The Mental Health Foundation recently produced a list of top tips for connecting with nature to improve your mental health as part of their work for the 2021 Mental Health Awareness Week. However, in addition to the benefits for mental health that come with being outside, walking provides a number of other health benefits.

A 30 minute walk each day reduces a person’s risk of a stroke in later life and walking also reduces problems relating to dementia in the elderly. In addition to this, going for a walk is an effective way to gradually lose weight. With all of these benefits and others, there’s really no reason not to take time to step out and get some fresh air.

We have, however, also been reminding the public that when taking to the countryside, it is important to be respectful both towards both the locals and people who make their living within the countryside, and the local wildlife which inhabit the landscape.

The recent #LeadOn campaign led by the National Sheep Association (NSA) has highlighted the issue of livestock worrying. A survey conducted by the NSA found that of those who responded, half of farmers had been subject to abuse or intimidation when asking dog owners to keep their pets on a lead. Two thirds reported an increase of attacks on livestock throughout the Covid-19 pandemic.

It is therefore worth remembering that we have designed a range of access signage for SLE members, which are available on our website here. The signs were developed to cover issues relating to respecting the environment, and information for dog walkers. The signs also include a QR code which will direct interested users to the Outdoor Access Code.

Despite the actions of some, we know that the majority of people are considerate when taking access throughout Scotland. The right to access should not be taken for granted, and the responsibilities which go along with taking access must always be remembered.

With that being said, we encourage everyone to get outside and enjoy the beauty of the Scottish countryside. Whether as part of National Walking Month, or just for your own benefit, now is the time to step out and make the most of Scotland's landscape!

In addition, taking place in June and July, we are holding Visitor Management Roundtable events. These events provide a brilliant opportunity to hear about the experiences of other members and how they have resolved their access and visitor management issues.
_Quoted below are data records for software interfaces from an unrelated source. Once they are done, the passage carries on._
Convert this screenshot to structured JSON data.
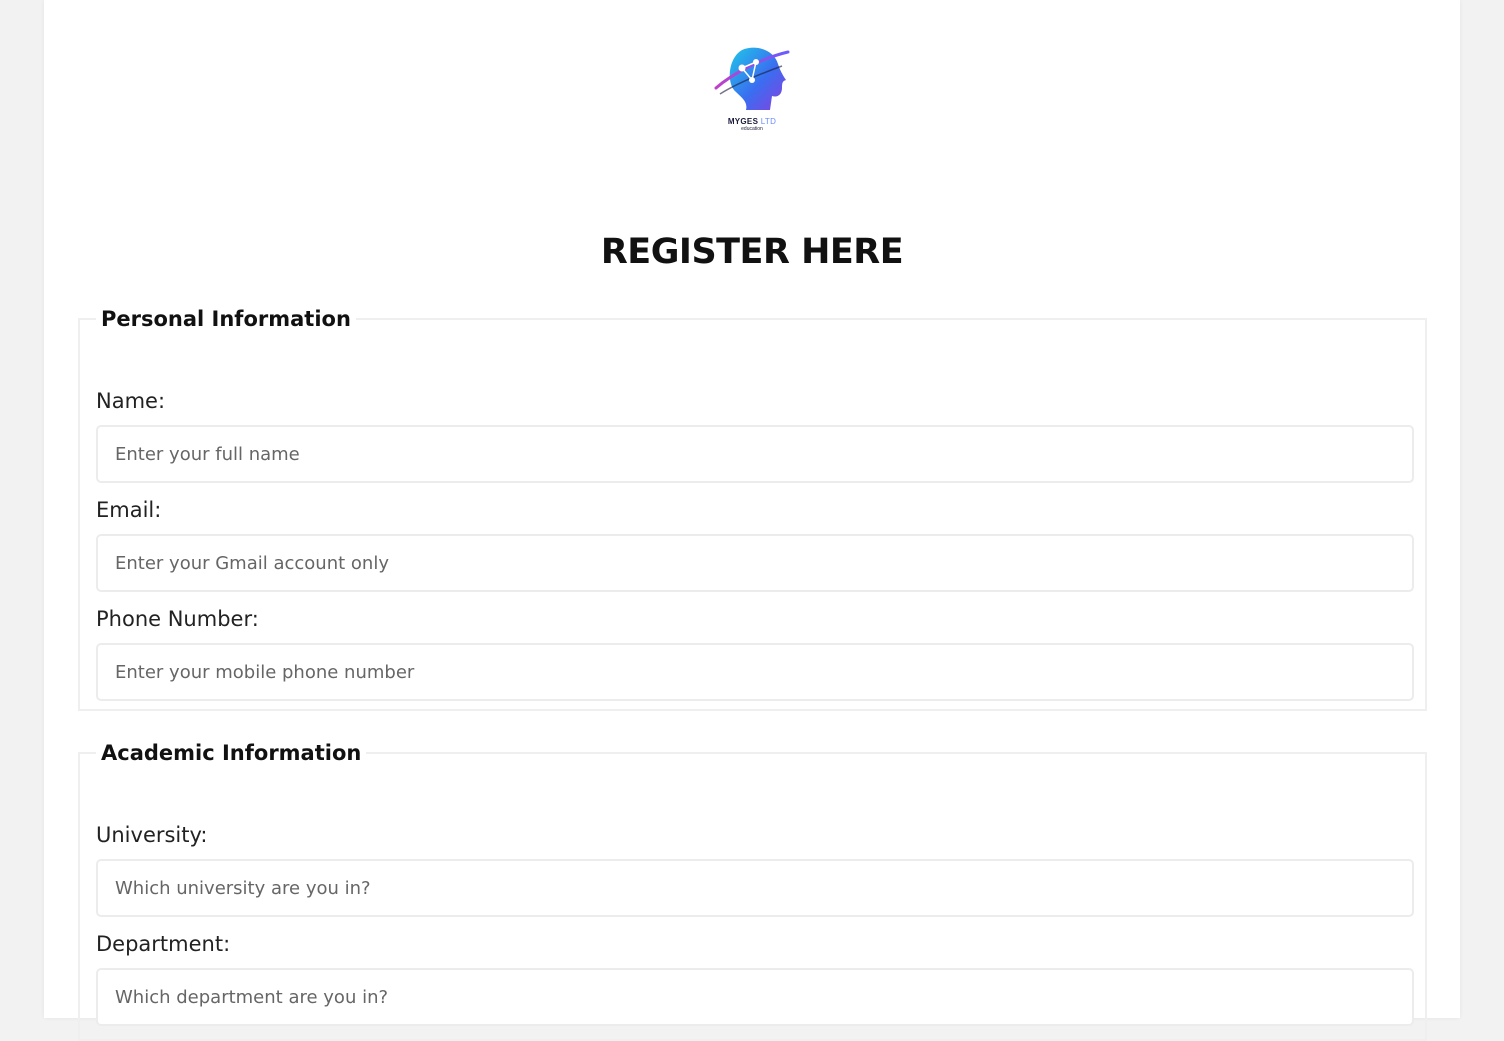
{
  "logo": {
    "icon": "brain-head-icon",
    "brand_main": "MYGES",
    "brand_accent": "LTD",
    "brand_sub": "education",
    "colors": {
      "cyan": "#1ec8e8",
      "blue": "#3a6df0",
      "purple": "#8a3fe0",
      "pink": "#c040c8"
    }
  },
  "page": {
    "title": "REGISTER HERE"
  },
  "personal": {
    "legend": "Personal Information",
    "name": {
      "label": "Name:",
      "placeholder": "Enter your full name",
      "value": ""
    },
    "email": {
      "label": "Email:",
      "placeholder": "Enter your Gmail account only",
      "value": ""
    },
    "phone": {
      "label": "Phone Number:",
      "placeholder": "Enter your mobile phone number",
      "value": ""
    }
  },
  "academic": {
    "legend": "Academic Information",
    "university": {
      "label": "University:",
      "placeholder": "Which university are you in?",
      "value": ""
    },
    "department": {
      "label": "Department:",
      "placeholder": "Which department are you in?",
      "value": ""
    }
  },
  "theme": {
    "page_bg": "#f2f2f2",
    "card_bg": "#ffffff",
    "border": "#ececec"
  }
}
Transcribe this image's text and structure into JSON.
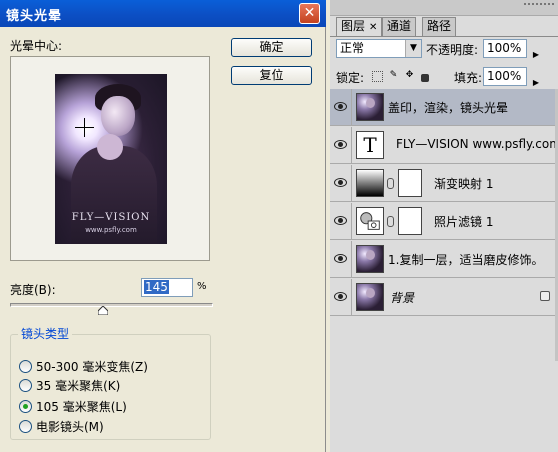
{
  "dialog": {
    "title": "镜头光晕",
    "close_glyph": "✕",
    "preview_label": "光晕中心:",
    "ok_label": "确定",
    "reset_label": "复位",
    "brightness_label": "亮度(B):",
    "brightness_value": "145",
    "brightness_unit": "%",
    "brightness_level_percent": 145,
    "lens_group_title": "镜头类型",
    "lens_options": [
      {
        "label": "50-300 毫米变焦(Z)",
        "selected": false
      },
      {
        "label": "35 毫米聚焦(K)",
        "selected": false
      },
      {
        "label": "105 毫米聚焦(L)",
        "selected": true
      },
      {
        "label": "电影镜头(M)",
        "selected": false
      }
    ],
    "preview_watermark_1": "FLY—VISION",
    "preview_watermark_2": "www.psfly.com"
  },
  "layers_panel": {
    "tabs": [
      {
        "label": "图层",
        "active": true,
        "closable": true
      },
      {
        "label": "通道",
        "active": false
      },
      {
        "label": "路径",
        "active": false
      }
    ],
    "blend_mode": "正常",
    "opacity_label": "不透明度:",
    "opacity_value": "100%",
    "lock_label": "锁定:",
    "fill_label": "填充:",
    "fill_value": "100%",
    "layers": [
      {
        "name": "盖印，渲染，镜头光晕",
        "thumb": "photo",
        "selected": true
      },
      {
        "name": "FLY—VISION www.psfly.com",
        "thumb": "text-T",
        "selected": false
      },
      {
        "name": "渐变映射 1",
        "thumb": "gradient-map",
        "mask": true,
        "selected": false
      },
      {
        "name": "照片滤镜 1",
        "thumb": "photo-filter",
        "mask": true,
        "selected": false
      },
      {
        "name": "1.复制一层，适当磨皮修饰。",
        "thumb": "photo",
        "selected": false
      },
      {
        "name": "背景",
        "thumb": "photo",
        "italic": true,
        "locked": true,
        "selected": false
      }
    ],
    "thumb_text_glyph": "T"
  }
}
More information on these events and others from our fantastic lineup can be found on our events page.